author, educator, and economist, was born to Everett Loury and Gloria Cartman (Roosely) Loury and grew up in Park Manor on the South Side of Chicago. Loury attended Northwestern University in Evanston, Illinois, graduating with a BA in Mathematics in 1972. He then continued his education as a graduate student in economics at the Massachusetts Institute of Technology (MIT).

Working at MIT under the guidance of the future Nobel laureate Robert M. Solow, Loury began to formulate a theory of “social capital,” the idea that family and community characteristics can influence wages regardless of individual ability. This was Loury's explanation for how “equal opportunity” might not guarantee “equal outcome,” an important part of the debate surrounding affirmative action. As long as social context was ignored, disparities in incomes between blacks and whites would not be eliminated. In 1976 Loury submitted his dissertation Essays in ...

Article

Robbie Clark

Julianne Malveaux refers to herself as the “Mad Economist” because, she says, “you’ve got to be either angry or crazy…to interpret economic data and keep a level head. Some days I want to scream at the bifurcation and trifurcation in this country, the double standards and triple meanings, the way that the rich get richer, the poor, poorer and the rest of us more complacent.”

Recognized for her witty, insightful, and passionate commentary on economic and political issues, Malveaux is known as one of the nation’s most intellectually progressive economists, authors, lecturers, syndicated columnists, and civic leaders. Her voice demands attention as she argues some of America’s most complex social and economic issues with fierceness, conviction and humor. Cornel West described her as “the most provocative, progressive and iconoclastic public intellectual in the country.”

The oldest of five children, Malveaux was born in San Francisco, California, to Warren Malveaux ...

Article

Malinda Williams

writer, journalist, economist, and commentator, was born in San Francisco, California, to Proteone Alexandria Malveaux, a social worker. She received an AB in 1974, an MA in 1975 in economics from Boston College, and a PhD in Economics in 1980 from Massachusetts Institute of Technology. Malveaux served as a media intern for WFAA-TV in Dallas, Texas, in the summer of 1975 and as a junior staff economist for the White House Council of Economic Advisers in Washington, D.C., from 1977 to 1978. She was a research fellow for the Rockefeller Foundation in New York City from 1978 to 1980 and an assistant professor of economics at the New School for Social Research in New York from 1980 to 1981.Malveaux's first book, Black Women in the Labor Force, appeared in 1980, a collaborative project with Phyllis A. Wallace and Linda ...

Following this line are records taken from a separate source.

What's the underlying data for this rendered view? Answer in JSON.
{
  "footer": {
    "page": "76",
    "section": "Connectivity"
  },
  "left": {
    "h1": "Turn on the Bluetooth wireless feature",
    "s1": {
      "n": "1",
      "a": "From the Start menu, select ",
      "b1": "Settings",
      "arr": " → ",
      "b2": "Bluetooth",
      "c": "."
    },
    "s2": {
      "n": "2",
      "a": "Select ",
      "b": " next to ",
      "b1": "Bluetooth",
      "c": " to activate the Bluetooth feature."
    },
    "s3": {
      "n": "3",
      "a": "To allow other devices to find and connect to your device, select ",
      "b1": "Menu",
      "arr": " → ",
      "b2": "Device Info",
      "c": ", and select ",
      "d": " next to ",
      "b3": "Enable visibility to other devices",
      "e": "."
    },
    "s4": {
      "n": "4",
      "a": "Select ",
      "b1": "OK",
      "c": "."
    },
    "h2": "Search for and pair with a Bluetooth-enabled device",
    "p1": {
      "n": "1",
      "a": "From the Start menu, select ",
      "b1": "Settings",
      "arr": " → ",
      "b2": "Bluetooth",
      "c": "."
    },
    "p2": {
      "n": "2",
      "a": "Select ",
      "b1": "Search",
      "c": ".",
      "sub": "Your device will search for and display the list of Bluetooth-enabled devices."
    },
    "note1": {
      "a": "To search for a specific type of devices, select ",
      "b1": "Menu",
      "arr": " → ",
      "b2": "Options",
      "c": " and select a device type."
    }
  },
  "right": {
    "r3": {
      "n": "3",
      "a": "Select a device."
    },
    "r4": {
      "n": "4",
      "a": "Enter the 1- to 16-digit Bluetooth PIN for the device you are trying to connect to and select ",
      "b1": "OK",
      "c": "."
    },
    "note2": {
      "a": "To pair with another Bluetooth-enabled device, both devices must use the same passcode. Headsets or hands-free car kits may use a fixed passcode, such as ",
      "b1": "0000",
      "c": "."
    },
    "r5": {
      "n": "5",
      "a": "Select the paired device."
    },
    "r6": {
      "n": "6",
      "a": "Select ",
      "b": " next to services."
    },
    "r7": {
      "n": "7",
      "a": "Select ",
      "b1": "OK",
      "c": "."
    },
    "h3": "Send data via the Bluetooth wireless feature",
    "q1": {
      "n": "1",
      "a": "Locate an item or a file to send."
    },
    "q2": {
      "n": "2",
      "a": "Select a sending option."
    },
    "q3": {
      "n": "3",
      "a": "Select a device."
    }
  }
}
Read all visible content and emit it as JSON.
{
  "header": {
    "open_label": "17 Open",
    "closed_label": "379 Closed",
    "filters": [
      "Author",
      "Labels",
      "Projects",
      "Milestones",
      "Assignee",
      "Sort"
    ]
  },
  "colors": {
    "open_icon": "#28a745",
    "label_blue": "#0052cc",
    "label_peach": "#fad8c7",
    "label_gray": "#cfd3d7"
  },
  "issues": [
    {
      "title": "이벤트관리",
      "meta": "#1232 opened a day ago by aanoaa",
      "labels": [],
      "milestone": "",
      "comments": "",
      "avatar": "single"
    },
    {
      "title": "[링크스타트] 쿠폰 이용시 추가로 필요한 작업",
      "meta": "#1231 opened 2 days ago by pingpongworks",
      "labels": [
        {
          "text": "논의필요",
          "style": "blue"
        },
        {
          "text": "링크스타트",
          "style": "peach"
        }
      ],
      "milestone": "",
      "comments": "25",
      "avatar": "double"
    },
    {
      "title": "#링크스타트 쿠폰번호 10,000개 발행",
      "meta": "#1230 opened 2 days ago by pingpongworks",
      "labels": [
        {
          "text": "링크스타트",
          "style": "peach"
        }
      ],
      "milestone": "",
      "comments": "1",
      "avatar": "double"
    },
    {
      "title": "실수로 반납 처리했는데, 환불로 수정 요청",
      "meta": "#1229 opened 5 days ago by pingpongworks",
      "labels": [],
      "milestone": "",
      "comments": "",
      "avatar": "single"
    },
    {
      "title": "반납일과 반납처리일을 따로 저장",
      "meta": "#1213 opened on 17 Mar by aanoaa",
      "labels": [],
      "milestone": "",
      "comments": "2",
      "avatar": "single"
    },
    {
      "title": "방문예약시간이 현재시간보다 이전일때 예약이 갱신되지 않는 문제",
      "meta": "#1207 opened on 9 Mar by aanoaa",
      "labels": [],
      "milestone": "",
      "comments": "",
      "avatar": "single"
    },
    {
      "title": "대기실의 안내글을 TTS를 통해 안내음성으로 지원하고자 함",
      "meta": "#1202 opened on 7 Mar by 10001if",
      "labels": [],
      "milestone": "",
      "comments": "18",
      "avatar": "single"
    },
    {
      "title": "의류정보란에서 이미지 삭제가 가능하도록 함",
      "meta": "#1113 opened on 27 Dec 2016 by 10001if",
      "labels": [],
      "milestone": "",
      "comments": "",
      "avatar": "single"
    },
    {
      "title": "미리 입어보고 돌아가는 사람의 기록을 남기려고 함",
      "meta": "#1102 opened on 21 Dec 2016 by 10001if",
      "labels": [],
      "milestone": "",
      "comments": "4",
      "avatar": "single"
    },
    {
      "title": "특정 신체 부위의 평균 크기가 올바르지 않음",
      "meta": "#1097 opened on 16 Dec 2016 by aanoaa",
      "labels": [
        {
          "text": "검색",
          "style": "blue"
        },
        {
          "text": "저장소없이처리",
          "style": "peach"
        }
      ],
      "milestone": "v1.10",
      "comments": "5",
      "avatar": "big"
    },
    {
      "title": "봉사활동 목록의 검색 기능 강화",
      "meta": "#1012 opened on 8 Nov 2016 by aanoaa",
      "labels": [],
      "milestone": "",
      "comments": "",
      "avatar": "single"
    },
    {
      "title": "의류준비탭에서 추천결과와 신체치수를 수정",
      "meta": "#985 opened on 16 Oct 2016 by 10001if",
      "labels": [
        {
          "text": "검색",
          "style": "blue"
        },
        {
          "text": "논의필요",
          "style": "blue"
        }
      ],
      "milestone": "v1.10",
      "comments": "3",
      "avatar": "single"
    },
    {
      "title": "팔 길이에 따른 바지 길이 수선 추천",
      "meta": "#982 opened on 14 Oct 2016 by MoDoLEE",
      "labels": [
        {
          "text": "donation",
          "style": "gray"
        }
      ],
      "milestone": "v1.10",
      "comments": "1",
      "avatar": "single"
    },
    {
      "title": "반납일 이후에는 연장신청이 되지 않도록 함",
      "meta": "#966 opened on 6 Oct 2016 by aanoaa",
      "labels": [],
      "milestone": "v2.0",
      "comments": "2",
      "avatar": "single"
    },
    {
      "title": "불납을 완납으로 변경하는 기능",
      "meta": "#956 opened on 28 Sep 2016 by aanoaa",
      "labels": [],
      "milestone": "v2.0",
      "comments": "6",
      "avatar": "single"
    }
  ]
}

Article

Grant Lilford

Zambian novelist, civil servant, and economist, was born in 1933, in Feira, Mkando, in Zambia, and grew up in the Roman Catholic Church. He attended Katondwe Mission School and Canisius College, Chalimbana, before qualifying as a teacher at Chalimbana Teacher’s College. He then studied economics, history, and English at the University College of Rhodesia and Nyasaland.

From 1965 Mulaisho served as permanent secretary in the office of the president of Zambia, and then occupied other government posts, including permanent secretary in the Ministry of Education. He moved into the parastatal sector, serving as chairman of the mining industry and general manager of the National Agricultural Marketing Board. From 1971 he was chairman of the Mining Development Corporation (Mindeco), the recently nationalized portion of Zambia’s copper mining industry. He later served as economics advisor to Zambia’s President Kenneth Kaunda. Mulaisho served as governor of the Bank of Zambia from 1992 ...

Article

Larvester Gaither

economist. Born in the town of Gastonia in segregated North Carolina, Thomas Sowell grew up in Harlem, New York. Due to difficult circumstances, he dropped out of high school and worked toward achieving his equivalency diploma by attending night school. He later joined the U.S. Marine Corps, where he developed a passion for photography. After passing Howard University's entrance exam, he studied there for a year and a half, then transferred to Harvard University to study economics. Sowell graduated magna cum laude from Harvard in 1958, received a master's degree in economics at Columbia University in 1959, and completed his doctorate in economics at the University of Chicago in 1968.

Since the late 1960s he has taught economics at several universities including Howard University the University of California at Los Angeles Cornell University and Amherst College His most prestigious post however has been as the Rose ...

Article

Jennifer Vaughn

author, educator, and economist, was born Walter Edward Williams in Philadelphia, Pennsylvania. His father and namesake was a latherer, someone who prepared foundations for the plasterer during the construction of plaster houses; he divorced Williams's mother, Catherine (Morgan) Williams, when Williams was a young child. Williams's mother was left to raise him and his younger sister alone in the Richard Allen housing projects, a predominantly low-income black neighborhood in North Philadelphia, until her marriage later to Thomas Burchett.

In his teens Williams held a number of low-wage jobs to help support his family while attending Benjamin Franklin High School from 1950 to 1954. Despite being economically one of the lowest-ranking schools in Pennsylvania, Benjamin Franklin provided Williams with a solid learning experience including no nonsense teachers and a first class curriculum Being black was not an excuse to do poorly in school Williams had ...